(Website and app data records)
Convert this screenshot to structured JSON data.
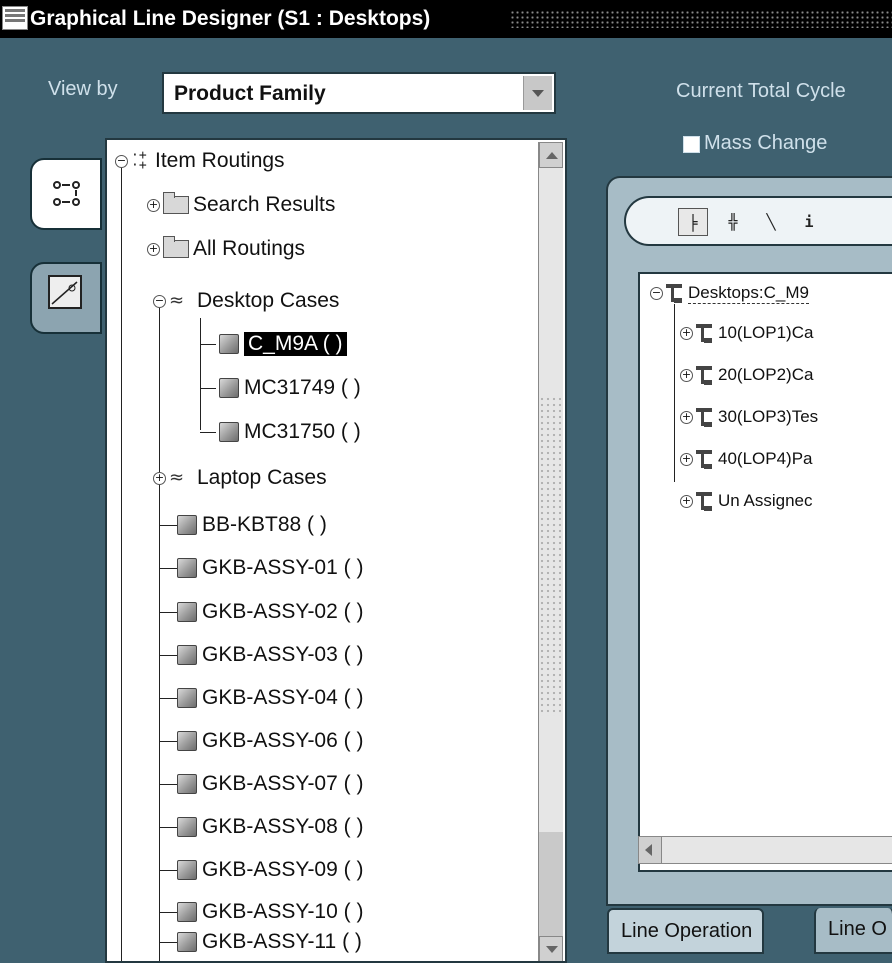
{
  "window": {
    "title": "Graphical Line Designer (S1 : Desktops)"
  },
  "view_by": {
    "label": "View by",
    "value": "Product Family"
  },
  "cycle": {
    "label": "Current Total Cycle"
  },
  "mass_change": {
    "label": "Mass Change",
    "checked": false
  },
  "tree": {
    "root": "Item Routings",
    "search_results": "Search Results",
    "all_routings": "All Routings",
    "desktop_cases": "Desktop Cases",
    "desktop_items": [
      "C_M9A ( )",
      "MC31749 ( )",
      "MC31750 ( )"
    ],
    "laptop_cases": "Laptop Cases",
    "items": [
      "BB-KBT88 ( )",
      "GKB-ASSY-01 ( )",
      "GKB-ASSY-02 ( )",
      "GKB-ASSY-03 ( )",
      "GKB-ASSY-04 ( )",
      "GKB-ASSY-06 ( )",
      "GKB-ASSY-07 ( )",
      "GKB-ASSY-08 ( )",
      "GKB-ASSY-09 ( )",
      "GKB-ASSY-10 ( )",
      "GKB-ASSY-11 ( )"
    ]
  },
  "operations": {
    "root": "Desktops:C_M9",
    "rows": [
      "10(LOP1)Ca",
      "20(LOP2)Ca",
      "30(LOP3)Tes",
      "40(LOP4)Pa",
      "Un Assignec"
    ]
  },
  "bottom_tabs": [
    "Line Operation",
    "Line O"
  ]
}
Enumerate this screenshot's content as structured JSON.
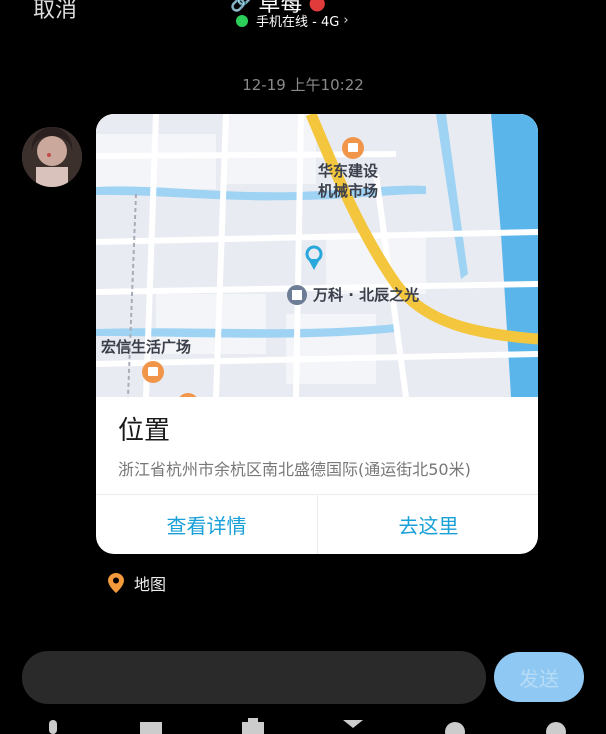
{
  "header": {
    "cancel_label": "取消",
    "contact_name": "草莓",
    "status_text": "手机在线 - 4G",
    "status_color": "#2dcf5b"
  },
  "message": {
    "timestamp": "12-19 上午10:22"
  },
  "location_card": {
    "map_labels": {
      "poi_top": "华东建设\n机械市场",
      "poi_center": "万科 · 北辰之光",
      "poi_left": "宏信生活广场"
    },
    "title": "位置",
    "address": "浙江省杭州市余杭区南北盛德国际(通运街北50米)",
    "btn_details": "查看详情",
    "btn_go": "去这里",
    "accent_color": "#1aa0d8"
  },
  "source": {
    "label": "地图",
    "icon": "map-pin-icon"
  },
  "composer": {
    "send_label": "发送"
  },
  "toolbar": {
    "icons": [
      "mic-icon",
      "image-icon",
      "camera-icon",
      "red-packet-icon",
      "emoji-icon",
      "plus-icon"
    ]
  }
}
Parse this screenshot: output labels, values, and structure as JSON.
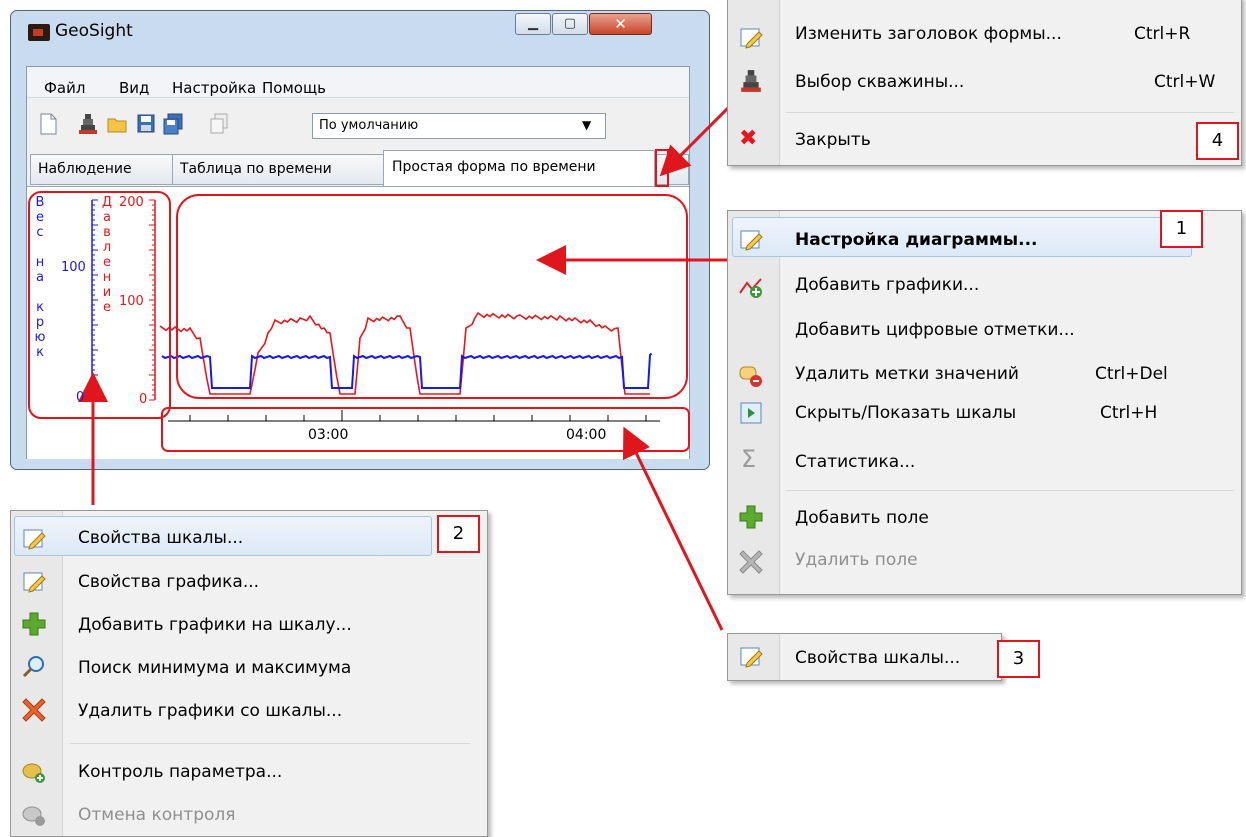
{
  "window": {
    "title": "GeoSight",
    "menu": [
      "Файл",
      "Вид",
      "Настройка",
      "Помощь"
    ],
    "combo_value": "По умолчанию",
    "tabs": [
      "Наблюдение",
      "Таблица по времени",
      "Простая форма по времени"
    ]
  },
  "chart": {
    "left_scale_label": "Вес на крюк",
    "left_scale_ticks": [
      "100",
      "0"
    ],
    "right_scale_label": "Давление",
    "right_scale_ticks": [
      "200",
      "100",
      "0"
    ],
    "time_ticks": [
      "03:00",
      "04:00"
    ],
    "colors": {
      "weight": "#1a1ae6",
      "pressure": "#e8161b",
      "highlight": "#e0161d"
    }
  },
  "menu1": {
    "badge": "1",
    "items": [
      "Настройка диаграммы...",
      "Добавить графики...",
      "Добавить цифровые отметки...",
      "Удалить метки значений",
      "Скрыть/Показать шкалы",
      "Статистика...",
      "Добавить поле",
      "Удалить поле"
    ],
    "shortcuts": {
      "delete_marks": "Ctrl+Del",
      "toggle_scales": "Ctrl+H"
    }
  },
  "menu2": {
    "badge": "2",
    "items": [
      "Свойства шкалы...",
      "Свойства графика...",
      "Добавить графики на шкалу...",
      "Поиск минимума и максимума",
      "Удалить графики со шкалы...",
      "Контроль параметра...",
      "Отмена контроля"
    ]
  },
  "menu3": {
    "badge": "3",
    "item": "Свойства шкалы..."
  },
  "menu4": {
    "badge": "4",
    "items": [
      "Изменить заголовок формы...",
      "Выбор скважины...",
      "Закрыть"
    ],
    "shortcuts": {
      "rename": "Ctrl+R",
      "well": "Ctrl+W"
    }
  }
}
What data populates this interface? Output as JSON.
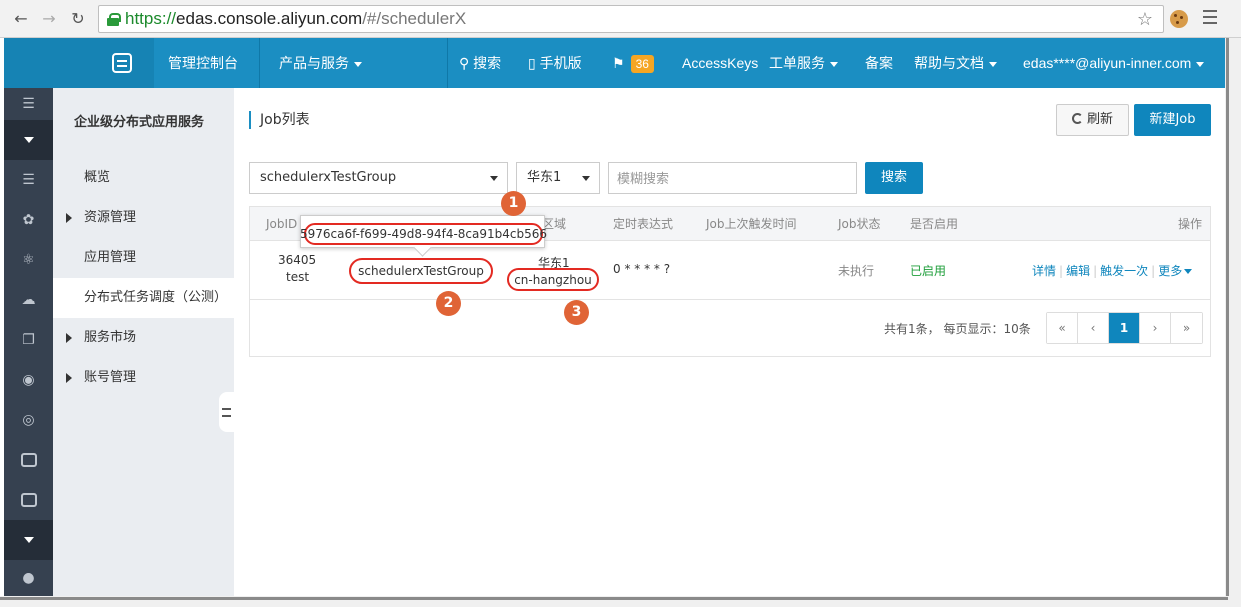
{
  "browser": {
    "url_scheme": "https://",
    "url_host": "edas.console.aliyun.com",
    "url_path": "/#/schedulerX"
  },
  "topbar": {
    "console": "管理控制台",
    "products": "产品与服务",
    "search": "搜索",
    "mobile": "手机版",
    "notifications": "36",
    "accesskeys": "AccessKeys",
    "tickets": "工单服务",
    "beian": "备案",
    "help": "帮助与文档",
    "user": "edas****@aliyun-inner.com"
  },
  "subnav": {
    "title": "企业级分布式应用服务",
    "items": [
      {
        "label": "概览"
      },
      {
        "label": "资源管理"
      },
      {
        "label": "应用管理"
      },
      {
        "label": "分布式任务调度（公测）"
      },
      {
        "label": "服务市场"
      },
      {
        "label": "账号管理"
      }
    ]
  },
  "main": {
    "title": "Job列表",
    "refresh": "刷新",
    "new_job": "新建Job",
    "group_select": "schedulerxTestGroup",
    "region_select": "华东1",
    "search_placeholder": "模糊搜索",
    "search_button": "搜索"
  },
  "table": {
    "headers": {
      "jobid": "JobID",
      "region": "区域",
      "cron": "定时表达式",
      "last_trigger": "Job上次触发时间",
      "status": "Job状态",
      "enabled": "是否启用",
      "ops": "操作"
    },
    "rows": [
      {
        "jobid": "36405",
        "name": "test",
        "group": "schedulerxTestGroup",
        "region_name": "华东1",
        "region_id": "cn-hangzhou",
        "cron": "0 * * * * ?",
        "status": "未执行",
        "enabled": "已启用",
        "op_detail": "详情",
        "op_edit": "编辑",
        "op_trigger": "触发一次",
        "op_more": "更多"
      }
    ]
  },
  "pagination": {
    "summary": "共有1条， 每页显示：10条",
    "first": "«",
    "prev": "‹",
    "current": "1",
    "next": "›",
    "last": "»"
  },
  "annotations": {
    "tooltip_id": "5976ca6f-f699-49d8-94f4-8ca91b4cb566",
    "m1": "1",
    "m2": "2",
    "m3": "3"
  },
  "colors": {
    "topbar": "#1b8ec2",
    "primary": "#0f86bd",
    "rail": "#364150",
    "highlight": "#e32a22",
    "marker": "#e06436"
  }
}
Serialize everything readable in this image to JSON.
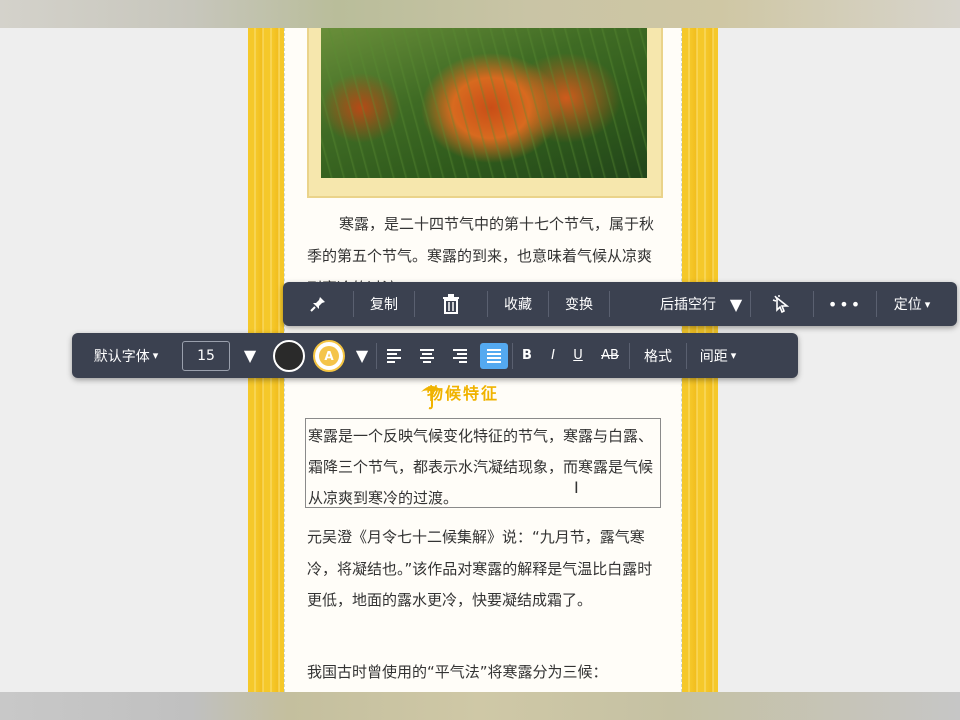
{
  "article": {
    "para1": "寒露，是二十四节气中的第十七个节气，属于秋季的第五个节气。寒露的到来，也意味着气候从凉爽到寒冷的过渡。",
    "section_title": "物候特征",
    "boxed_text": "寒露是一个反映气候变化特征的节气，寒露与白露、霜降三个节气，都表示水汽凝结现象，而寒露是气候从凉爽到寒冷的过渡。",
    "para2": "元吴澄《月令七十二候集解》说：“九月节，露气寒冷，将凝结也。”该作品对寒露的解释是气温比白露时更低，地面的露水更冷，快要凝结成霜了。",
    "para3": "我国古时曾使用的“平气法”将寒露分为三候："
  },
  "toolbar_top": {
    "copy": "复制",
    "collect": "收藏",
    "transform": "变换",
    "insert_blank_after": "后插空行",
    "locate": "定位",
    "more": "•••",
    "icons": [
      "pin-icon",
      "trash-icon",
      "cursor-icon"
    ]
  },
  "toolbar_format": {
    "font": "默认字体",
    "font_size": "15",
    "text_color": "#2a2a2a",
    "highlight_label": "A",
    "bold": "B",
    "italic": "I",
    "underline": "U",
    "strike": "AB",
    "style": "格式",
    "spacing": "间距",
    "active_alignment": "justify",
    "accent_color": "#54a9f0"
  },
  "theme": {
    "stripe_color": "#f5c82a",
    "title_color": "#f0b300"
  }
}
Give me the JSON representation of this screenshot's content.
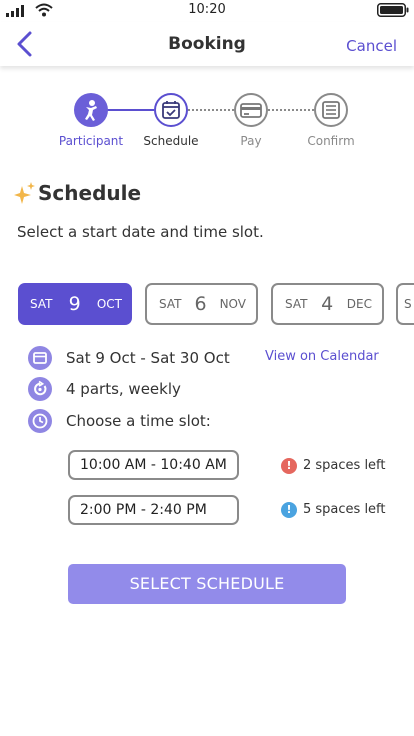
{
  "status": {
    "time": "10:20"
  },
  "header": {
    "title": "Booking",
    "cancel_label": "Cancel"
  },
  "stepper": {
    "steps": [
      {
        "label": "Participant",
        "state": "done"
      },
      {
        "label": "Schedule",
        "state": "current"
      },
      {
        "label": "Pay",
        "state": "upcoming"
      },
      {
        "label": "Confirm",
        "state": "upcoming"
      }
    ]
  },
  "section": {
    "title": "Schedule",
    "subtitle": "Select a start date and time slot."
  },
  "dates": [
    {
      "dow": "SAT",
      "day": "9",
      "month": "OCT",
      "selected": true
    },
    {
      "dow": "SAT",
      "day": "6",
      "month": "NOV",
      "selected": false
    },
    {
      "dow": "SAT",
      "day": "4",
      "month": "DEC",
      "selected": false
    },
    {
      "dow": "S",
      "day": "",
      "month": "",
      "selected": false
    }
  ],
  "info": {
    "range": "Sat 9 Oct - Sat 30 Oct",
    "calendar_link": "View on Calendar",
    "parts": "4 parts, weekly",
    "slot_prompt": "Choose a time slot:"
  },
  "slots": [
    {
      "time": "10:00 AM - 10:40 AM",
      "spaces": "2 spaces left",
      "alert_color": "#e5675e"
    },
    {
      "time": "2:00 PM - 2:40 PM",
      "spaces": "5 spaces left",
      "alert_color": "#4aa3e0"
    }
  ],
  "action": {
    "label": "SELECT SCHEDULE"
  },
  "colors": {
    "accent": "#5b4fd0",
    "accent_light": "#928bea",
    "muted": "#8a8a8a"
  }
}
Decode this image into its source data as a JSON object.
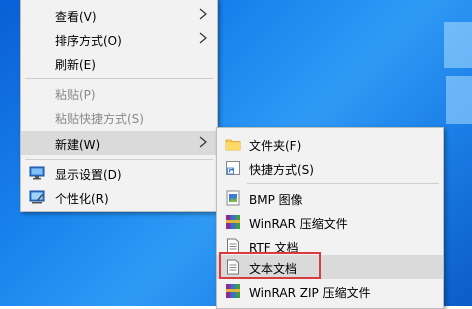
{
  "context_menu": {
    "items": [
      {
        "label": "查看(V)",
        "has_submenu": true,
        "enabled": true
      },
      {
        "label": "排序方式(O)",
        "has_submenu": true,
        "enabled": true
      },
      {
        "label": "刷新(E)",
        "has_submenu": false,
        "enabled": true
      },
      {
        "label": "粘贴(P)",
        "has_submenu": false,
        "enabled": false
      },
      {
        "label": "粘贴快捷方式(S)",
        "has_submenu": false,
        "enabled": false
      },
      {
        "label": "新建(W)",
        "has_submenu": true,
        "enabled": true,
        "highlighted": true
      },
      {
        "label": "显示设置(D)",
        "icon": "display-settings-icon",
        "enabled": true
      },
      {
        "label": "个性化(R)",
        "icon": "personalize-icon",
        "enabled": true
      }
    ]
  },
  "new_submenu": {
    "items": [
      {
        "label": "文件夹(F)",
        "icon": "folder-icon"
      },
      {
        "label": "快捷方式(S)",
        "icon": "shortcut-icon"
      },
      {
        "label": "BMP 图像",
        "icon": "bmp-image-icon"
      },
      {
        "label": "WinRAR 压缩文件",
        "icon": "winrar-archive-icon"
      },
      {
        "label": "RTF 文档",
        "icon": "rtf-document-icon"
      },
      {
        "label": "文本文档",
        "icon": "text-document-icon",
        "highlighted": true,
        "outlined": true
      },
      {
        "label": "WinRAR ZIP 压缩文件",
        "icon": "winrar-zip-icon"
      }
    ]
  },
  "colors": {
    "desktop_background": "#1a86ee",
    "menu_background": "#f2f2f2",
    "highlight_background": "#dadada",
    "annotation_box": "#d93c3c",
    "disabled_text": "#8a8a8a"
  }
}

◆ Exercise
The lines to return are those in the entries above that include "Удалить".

◆ Task response
      "Удалить метки значений",
      "Удалить поле"
      "Удалить графики со шкалы...",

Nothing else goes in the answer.